* [WORK REQUEST]:
All lines of the material that contain "JSON" must be copied out.
──────────────────────────────
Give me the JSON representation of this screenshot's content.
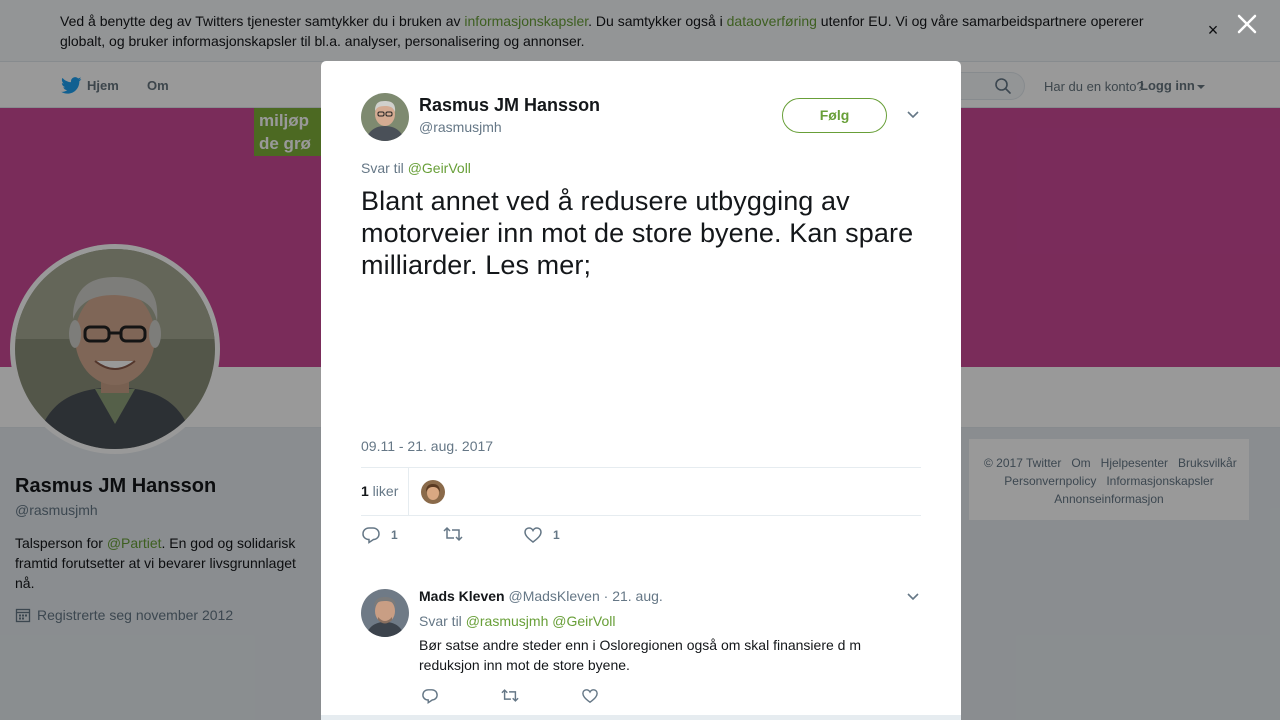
{
  "cookie_banner": {
    "text_1": "Ved å benytte deg av Twitters tjenester samtykker du i bruken av ",
    "link_1": "informasjonskapsler",
    "text_2": ". Du samtykker også i ",
    "link_2": "dataoverføring",
    "text_3": " utenfor EU. Vi og våre samarbeidspartnere opererer globalt, og bruker informasjonskapsler til bl.a. analyser, personalisering og annonser.",
    "close_glyph": "×"
  },
  "topnav": {
    "home": "Hjem",
    "about": "Om",
    "account_prompt": "Har du en konto?",
    "login": "Logg inn"
  },
  "banner": {
    "logo_line_1": "miljøp",
    "logo_line_2": "de grø"
  },
  "profile": {
    "name": "Rasmus JM Hansson",
    "handle": "@rasmusjmh",
    "bio_1": "Talsperson for ",
    "bio_link": "@Partiet",
    "bio_2": ". En god og solidarisk framtid forutsetter at vi bevarer livsgrunnlaget nå.",
    "joined": "Registrerte seg november 2012"
  },
  "footer": {
    "links": [
      "© 2017 Twitter",
      "Om",
      "Hjelpesenter",
      "Bruksvilkår",
      "Personvernpolicy",
      "Informasjonskapsler",
      "Annonseinformasjon"
    ]
  },
  "tweet": {
    "author_name": "Rasmus JM Hansson",
    "author_handle": "@rasmusjmh",
    "follow_label": "Følg",
    "reply_to_label": "Svar til ",
    "reply_to_user": "@GeirVoll",
    "text": "Blant annet ved å redusere utbygging av motorveier inn mot de store byene. Kan spare milliarder. Les mer;",
    "timestamp": "09.11 - 21. aug. 2017",
    "likes_count": "1",
    "likes_label": " liker",
    "reply_count": "1",
    "retweet_count": "",
    "like_count": "1"
  },
  "reply": {
    "author_name": "Mads Kleven",
    "author_handle": "@MadsKleven",
    "date": " · 21. aug.",
    "reply_to_label": "Svar til ",
    "reply_to_user_1": "@rasmusjmh",
    "reply_to_user_2": "@GeirVoll",
    "text": "Bør satse andre steder enn i Osloregionen også om skal finansiere d m reduksjon inn mot de store byene."
  },
  "colors": {
    "link_accent": "#689f38",
    "banner": "#cc4a97",
    "twitter_blue": "#1da1f2"
  }
}
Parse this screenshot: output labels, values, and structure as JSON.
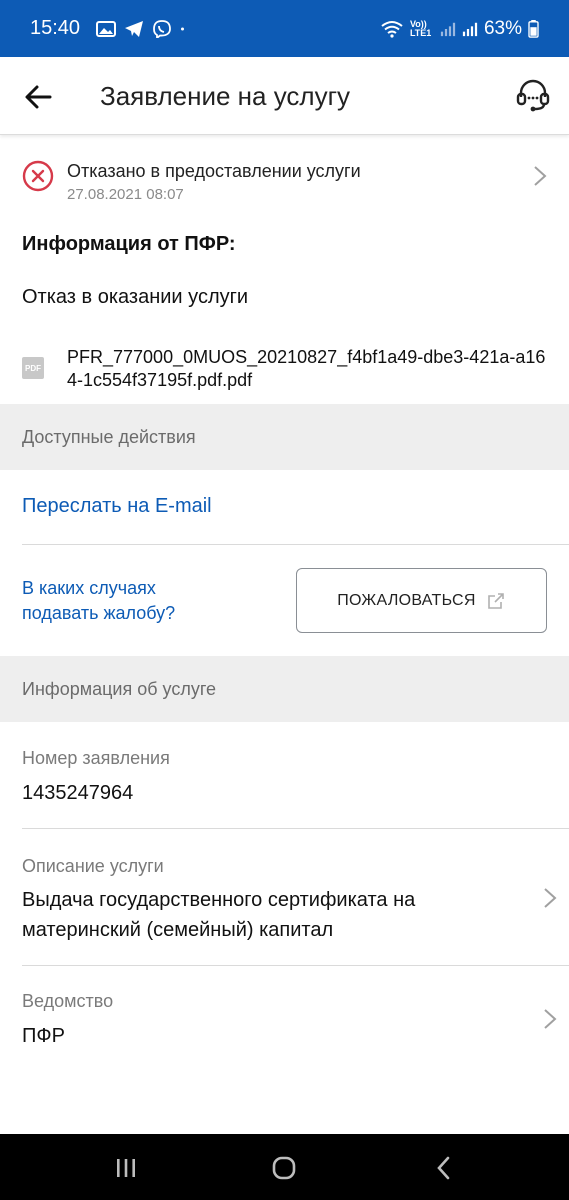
{
  "status_bar": {
    "time": "15:40",
    "battery": "63%",
    "left_icons": [
      "gallery-icon",
      "telegram-icon",
      "viber-icon",
      "dot-icon"
    ],
    "right_icons": [
      "wifi-icon",
      "volte-icon",
      "signal-icon",
      "signal-icon",
      "battery-icon"
    ],
    "volte_label": "Vo)) LTE1"
  },
  "app_bar": {
    "title": "Заявление на услугу"
  },
  "status": {
    "text": "Отказано в предоставлении услуги",
    "date": "27.08.2021 08:07",
    "color": "#d63a4a"
  },
  "info": {
    "heading": "Информация от ПФР:",
    "text": "Отказ в оказании услуги"
  },
  "file": {
    "icon_label": "PDF",
    "name": "PFR_777000_0MUOS_20210827_f4bf1a49-dbe3-421a-a164-1c554f37195f.pdf.pdf"
  },
  "actions": {
    "section_label": "Доступные действия",
    "email_link": "Переслать на E-mail",
    "complain_question_line1": "В каких случаях",
    "complain_question_line2": "подавать жалобу?",
    "complain_button": "ПОЖАЛОВАТЬСЯ"
  },
  "service_info": {
    "section_label": "Информация об услуге",
    "fields": [
      {
        "label": "Номер заявления",
        "value": "1435247964"
      },
      {
        "label": "Описание услуги",
        "value_line1": "Выдача государственного сертификата на",
        "value_line2": "материнский (семейный) капитал"
      },
      {
        "label": "Ведомство",
        "value": "ПФР"
      }
    ]
  },
  "colors": {
    "brand_blue": "#0d5bb5",
    "link_blue": "#0d5bb5",
    "error_red": "#d63a4a",
    "section_gray": "#eeeeee"
  }
}
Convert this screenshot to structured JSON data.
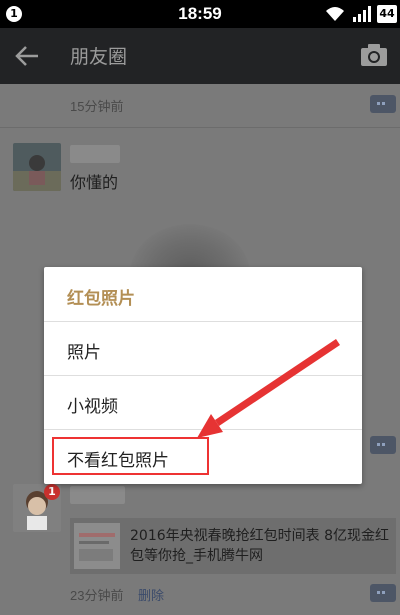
{
  "status_bar": {
    "notification_count": "1",
    "time": "18:59",
    "battery": "44",
    "icons": [
      "wifi-icon",
      "signal-icon"
    ]
  },
  "header": {
    "title": "朋友圈",
    "back_icon": "arrow-left-icon",
    "camera_icon": "camera-icon"
  },
  "feed": {
    "post_1": {
      "time": "15分钟前"
    },
    "post_2": {
      "text": "你懂的"
    },
    "post_3": {
      "badge": "1",
      "link_title": "2016年央视春晚抢红包时间表 8亿现金红包等你抢_手机腾牛网",
      "time": "23分钟前",
      "delete_label": "删除"
    }
  },
  "dialog": {
    "title": "红包照片",
    "options": [
      "照片",
      "小视频",
      "不看红包照片"
    ]
  },
  "colors": {
    "dialog_title": "#b38f55",
    "highlight": "#e33333",
    "app_bar": "#222325",
    "dim_overlay": "#7a7a7a"
  }
}
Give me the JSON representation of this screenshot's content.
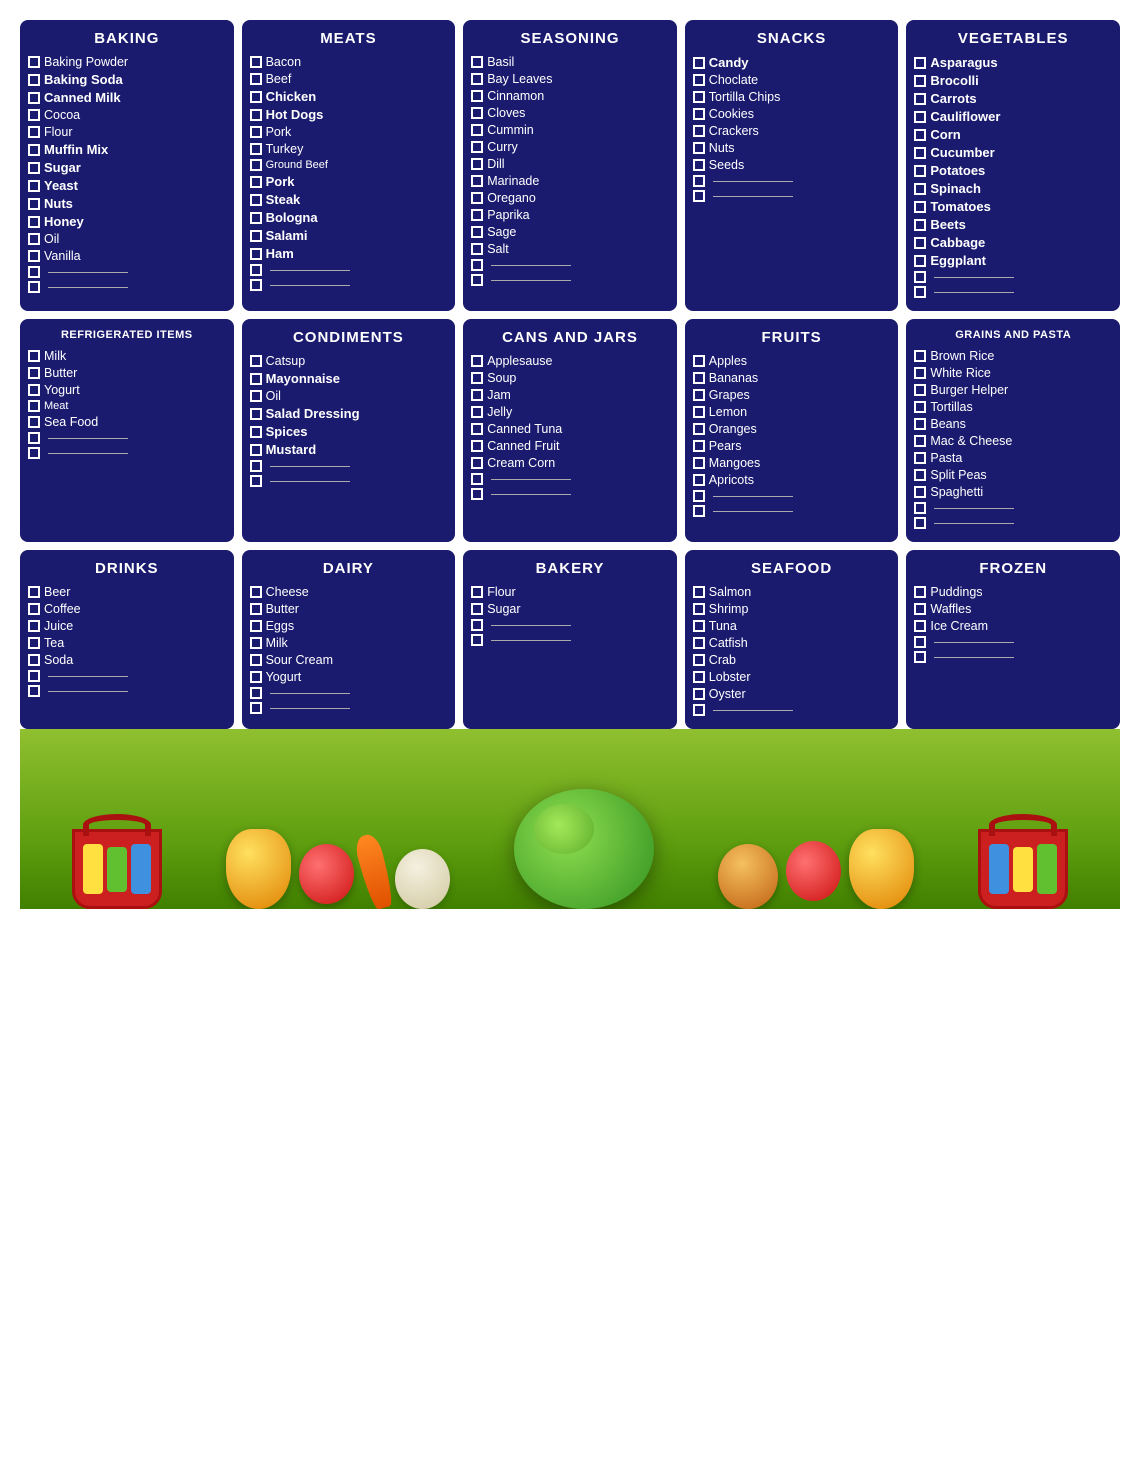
{
  "categories": [
    {
      "id": "baking",
      "title": "BAKING",
      "items": [
        {
          "text": "Baking Powder",
          "bold": false
        },
        {
          "text": "Baking Soda",
          "bold": true
        },
        {
          "text": "Canned Milk",
          "bold": true
        },
        {
          "text": "Cocoa",
          "bold": false
        },
        {
          "text": "Flour",
          "bold": false
        },
        {
          "text": "Muffin Mix",
          "bold": true
        },
        {
          "text": "Sugar",
          "bold": true
        },
        {
          "text": "Yeast",
          "bold": true
        },
        {
          "text": "Nuts",
          "bold": true
        },
        {
          "text": "Honey",
          "bold": true
        },
        {
          "text": "Oil",
          "bold": false
        },
        {
          "text": "Vanilla",
          "bold": false
        },
        {
          "text": "",
          "blank": true
        },
        {
          "text": "",
          "blank": true
        }
      ]
    },
    {
      "id": "meats",
      "title": "MEATS",
      "items": [
        {
          "text": "Bacon",
          "bold": false
        },
        {
          "text": "Beef",
          "bold": false
        },
        {
          "text": "Chicken",
          "bold": true
        },
        {
          "text": "Hot Dogs",
          "bold": true
        },
        {
          "text": "Pork",
          "bold": false
        },
        {
          "text": "Turkey",
          "bold": false
        },
        {
          "text": "Ground Beef",
          "bold": false,
          "small": true
        },
        {
          "text": "Pork",
          "bold": true
        },
        {
          "text": "Steak",
          "bold": true
        },
        {
          "text": "Bologna",
          "bold": true
        },
        {
          "text": "Salami",
          "bold": true
        },
        {
          "text": "Ham",
          "bold": true
        },
        {
          "text": "",
          "blank": true
        },
        {
          "text": "",
          "blank": true
        }
      ]
    },
    {
      "id": "seasoning",
      "title": "SEASONING",
      "items": [
        {
          "text": "Basil",
          "bold": false
        },
        {
          "text": "Bay Leaves",
          "bold": false
        },
        {
          "text": "Cinnamon",
          "bold": false
        },
        {
          "text": "Cloves",
          "bold": false
        },
        {
          "text": "Cummin",
          "bold": false
        },
        {
          "text": "Curry",
          "bold": false
        },
        {
          "text": "Dill",
          "bold": false
        },
        {
          "text": "Marinade",
          "bold": false
        },
        {
          "text": "Oregano",
          "bold": false
        },
        {
          "text": "Paprika",
          "bold": false
        },
        {
          "text": "Sage",
          "bold": false
        },
        {
          "text": "Salt",
          "bold": false
        },
        {
          "text": "",
          "blank": true
        },
        {
          "text": "",
          "blank": true
        }
      ]
    },
    {
      "id": "snacks",
      "title": "SNACKS",
      "items": [
        {
          "text": "Candy",
          "bold": true
        },
        {
          "text": "Choclate",
          "bold": false
        },
        {
          "text": "Tortilla Chips",
          "bold": false
        },
        {
          "text": "Cookies",
          "bold": false
        },
        {
          "text": "Crackers",
          "bold": false
        },
        {
          "text": "Nuts",
          "bold": false
        },
        {
          "text": "Seeds",
          "bold": false
        },
        {
          "text": "",
          "blank": true
        },
        {
          "text": "",
          "blank": true
        }
      ]
    },
    {
      "id": "vegetables",
      "title": "VEGETABLES",
      "items": [
        {
          "text": "Asparagus",
          "bold": true
        },
        {
          "text": "Brocolli",
          "bold": true
        },
        {
          "text": "Carrots",
          "bold": true
        },
        {
          "text": "Cauliflower",
          "bold": true
        },
        {
          "text": "Corn",
          "bold": true
        },
        {
          "text": "Cucumber",
          "bold": true
        },
        {
          "text": "Potatoes",
          "bold": true
        },
        {
          "text": "Spinach",
          "bold": true
        },
        {
          "text": "Tomatoes",
          "bold": true
        },
        {
          "text": "Beets",
          "bold": true
        },
        {
          "text": "Cabbage",
          "bold": true
        },
        {
          "text": "Eggplant",
          "bold": true
        },
        {
          "text": "",
          "blank": true
        },
        {
          "text": "",
          "blank": true
        }
      ]
    },
    {
      "id": "refrigerated",
      "title": "REFRIGERATED ITEMS",
      "smallTitle": true,
      "items": [
        {
          "text": "Milk",
          "bold": false
        },
        {
          "text": "Butter",
          "bold": false
        },
        {
          "text": "Yogurt",
          "bold": false
        },
        {
          "text": "Meat",
          "bold": false,
          "small": true
        },
        {
          "text": "Sea Food",
          "bold": false
        },
        {
          "text": "",
          "blank": true
        },
        {
          "text": "",
          "blank": true
        }
      ]
    },
    {
      "id": "condiments",
      "title": "CONDIMENTS",
      "items": [
        {
          "text": "Catsup",
          "bold": false
        },
        {
          "text": "Mayonnaise",
          "bold": true
        },
        {
          "text": "Oil",
          "bold": false
        },
        {
          "text": "Salad Dressing",
          "bold": true
        },
        {
          "text": "Spices",
          "bold": true
        },
        {
          "text": "Mustard",
          "bold": true
        },
        {
          "text": "",
          "blank": true
        },
        {
          "text": "",
          "blank": true
        }
      ]
    },
    {
      "id": "cans-jars",
      "title": "CANS AND JARS",
      "items": [
        {
          "text": "Applesause",
          "bold": false
        },
        {
          "text": "Soup",
          "bold": false
        },
        {
          "text": "Jam",
          "bold": false
        },
        {
          "text": "Jelly",
          "bold": false
        },
        {
          "text": "Canned Tuna",
          "bold": false
        },
        {
          "text": "Canned Fruit",
          "bold": false
        },
        {
          "text": "Cream Corn",
          "bold": false
        },
        {
          "text": "",
          "blank": true
        },
        {
          "text": "",
          "blank": true
        }
      ]
    },
    {
      "id": "fruits",
      "title": "FRUITS",
      "items": [
        {
          "text": "Apples",
          "bold": false
        },
        {
          "text": "Bananas",
          "bold": false
        },
        {
          "text": "Grapes",
          "bold": false
        },
        {
          "text": "Lemon",
          "bold": false
        },
        {
          "text": "Oranges",
          "bold": false
        },
        {
          "text": "Pears",
          "bold": false
        },
        {
          "text": "Mangoes",
          "bold": false
        },
        {
          "text": "Apricots",
          "bold": false
        },
        {
          "text": "",
          "blank": true
        },
        {
          "text": "",
          "blank": true
        }
      ]
    },
    {
      "id": "grains-pasta",
      "title": "GRAINS AND PASTA",
      "smallTitle": true,
      "items": [
        {
          "text": "Brown Rice",
          "bold": false
        },
        {
          "text": "White Rice",
          "bold": false
        },
        {
          "text": "Burger Helper",
          "bold": false
        },
        {
          "text": "Tortillas",
          "bold": false
        },
        {
          "text": "Beans",
          "bold": false
        },
        {
          "text": "Mac & Cheese",
          "bold": false
        },
        {
          "text": "Pasta",
          "bold": false
        },
        {
          "text": "Split Peas",
          "bold": false
        },
        {
          "text": "Spaghetti",
          "bold": false
        },
        {
          "text": "",
          "blank": true
        },
        {
          "text": "",
          "blank": true
        }
      ]
    },
    {
      "id": "drinks",
      "title": "DRINKS",
      "items": [
        {
          "text": "Beer",
          "bold": false
        },
        {
          "text": "Coffee",
          "bold": false
        },
        {
          "text": "Juice",
          "bold": false
        },
        {
          "text": "Tea",
          "bold": false
        },
        {
          "text": "Soda",
          "bold": false
        },
        {
          "text": "",
          "blank": true
        },
        {
          "text": "",
          "blank": true
        }
      ]
    },
    {
      "id": "dairy",
      "title": "DAIRY",
      "items": [
        {
          "text": "Cheese",
          "bold": false
        },
        {
          "text": "Butter",
          "bold": false
        },
        {
          "text": "Eggs",
          "bold": false
        },
        {
          "text": "Milk",
          "bold": false
        },
        {
          "text": "Sour Cream",
          "bold": false
        },
        {
          "text": "Yogurt",
          "bold": false
        },
        {
          "text": "",
          "blank": true
        },
        {
          "text": "",
          "blank": true
        }
      ]
    },
    {
      "id": "bakery",
      "title": "BAKERY",
      "items": [
        {
          "text": "Flour",
          "bold": false
        },
        {
          "text": "Sugar",
          "bold": false
        },
        {
          "text": "",
          "blank": true
        },
        {
          "text": "",
          "blank": true
        }
      ]
    },
    {
      "id": "seafood",
      "title": "SEAFOOD",
      "items": [
        {
          "text": "Salmon",
          "bold": false
        },
        {
          "text": "Shrimp",
          "bold": false
        },
        {
          "text": "Tuna",
          "bold": false
        },
        {
          "text": "Catfish",
          "bold": false
        },
        {
          "text": "Crab",
          "bold": false
        },
        {
          "text": "Lobster",
          "bold": false
        },
        {
          "text": "Oyster",
          "bold": false
        },
        {
          "text": "",
          "blank": true
        }
      ]
    },
    {
      "id": "frozen",
      "title": "FROZEN",
      "items": [
        {
          "text": "Puddings",
          "bold": false
        },
        {
          "text": "Waffles",
          "bold": false
        },
        {
          "text": "Ice Cream",
          "bold": false
        },
        {
          "text": "",
          "blank": true
        },
        {
          "text": "",
          "blank": true
        }
      ]
    }
  ],
  "layout": {
    "bgColor": "#ffffff",
    "cardColor": "#1a1a6e"
  }
}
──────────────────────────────
* [WRITTEN ANSWER]:
Give me the JSON representation of this screenshot's content.
Parse this screenshot: output labels, values, and structure as JSON.
Convert this screenshot to structured JSON data.
Give me the JSON representation of this screenshot's content.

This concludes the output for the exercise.